Leverage private capital
Build policy incentives for directing private finance to developing countries
Create an investment-conducive environment
Develop capacity building mechanism and knowledge sharing programs,
Establish development and education strategies
Provide incentive-based governance mechanisms to attract investors
Developing green energy projects—
Government should realize that the transition to a green pathway is becoming financially viable and there is a need to provide frameworks for green growth that can lower policy uncertainties—by fostering a favourable policy environment for investors.
Solving Technical challenges—
In integrating intermittent power generation via solar and wind, with conventional grids
Grid-balancing needs to get smarter
Requirement of smart solutions for net metering i.e., adjusting power bills to reflect RE generated and be put on the grid by the consumer
Bridging the Skill Gap—
High-quality and accessible certification programmes—reducing the need for and costs of on-site training
Under Skill India, renewable energy training clusters could be located near ongoing solar energy projects. At least one prominent solar training institute could be established in each region projected to be a hub for major solar activity (e.g., Gujarat, Rajasthan, and Karnataka).
Introduction of mobile training courses, where trainers move from one location to another, would add value
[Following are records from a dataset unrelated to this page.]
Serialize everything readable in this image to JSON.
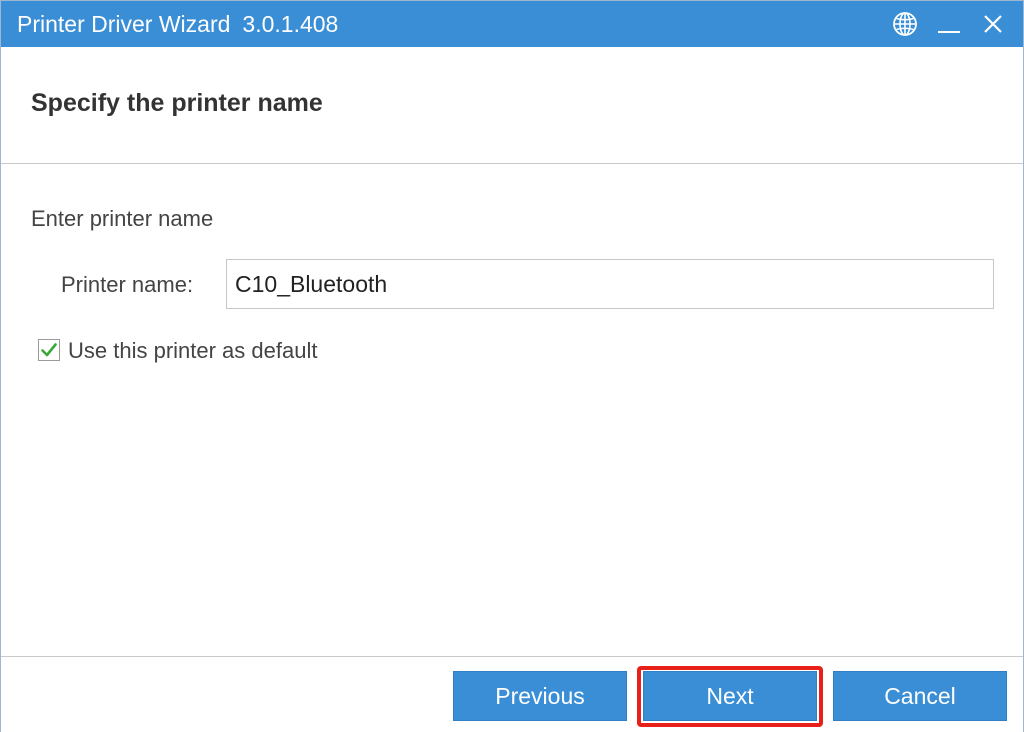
{
  "window": {
    "title": "Printer Driver Wizard",
    "version": "3.0.1.408",
    "controls": {
      "language_icon": "globe-icon",
      "minimize_icon": "minimize-icon",
      "close_icon": "close-icon"
    }
  },
  "header": {
    "title": "Specify the printer name"
  },
  "form": {
    "section_label": "Enter printer name",
    "printer_name_label": "Printer name:",
    "printer_name_value": "C10_Bluetooth",
    "default_checkbox_label": "Use this printer as default",
    "default_checkbox_checked": true
  },
  "footer": {
    "previous_label": "Previous",
    "next_label": "Next",
    "cancel_label": "Cancel",
    "highlighted_button": "next"
  },
  "colors": {
    "accent": "#3a8ed6",
    "highlight": "#e8201a",
    "check": "#3aa83a"
  }
}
The most challenging skills to find—basic construction and commissioning skills, including electricians and PV installation technicians for which training programmes focused on fundamental construction, commissioning and operations skills should be expanded across the country.
The International Solar Alliance can establish certified training programmes and help to build common curricula in close consultation with the private sector, and make the workforce qualified for deployment within India and outside
Connecting the Dots
Write a short note on ‘mezzanine finance’ and its future in India.
Are investment conditions for renewable energy in India appealing enough? Suggest the way ahead.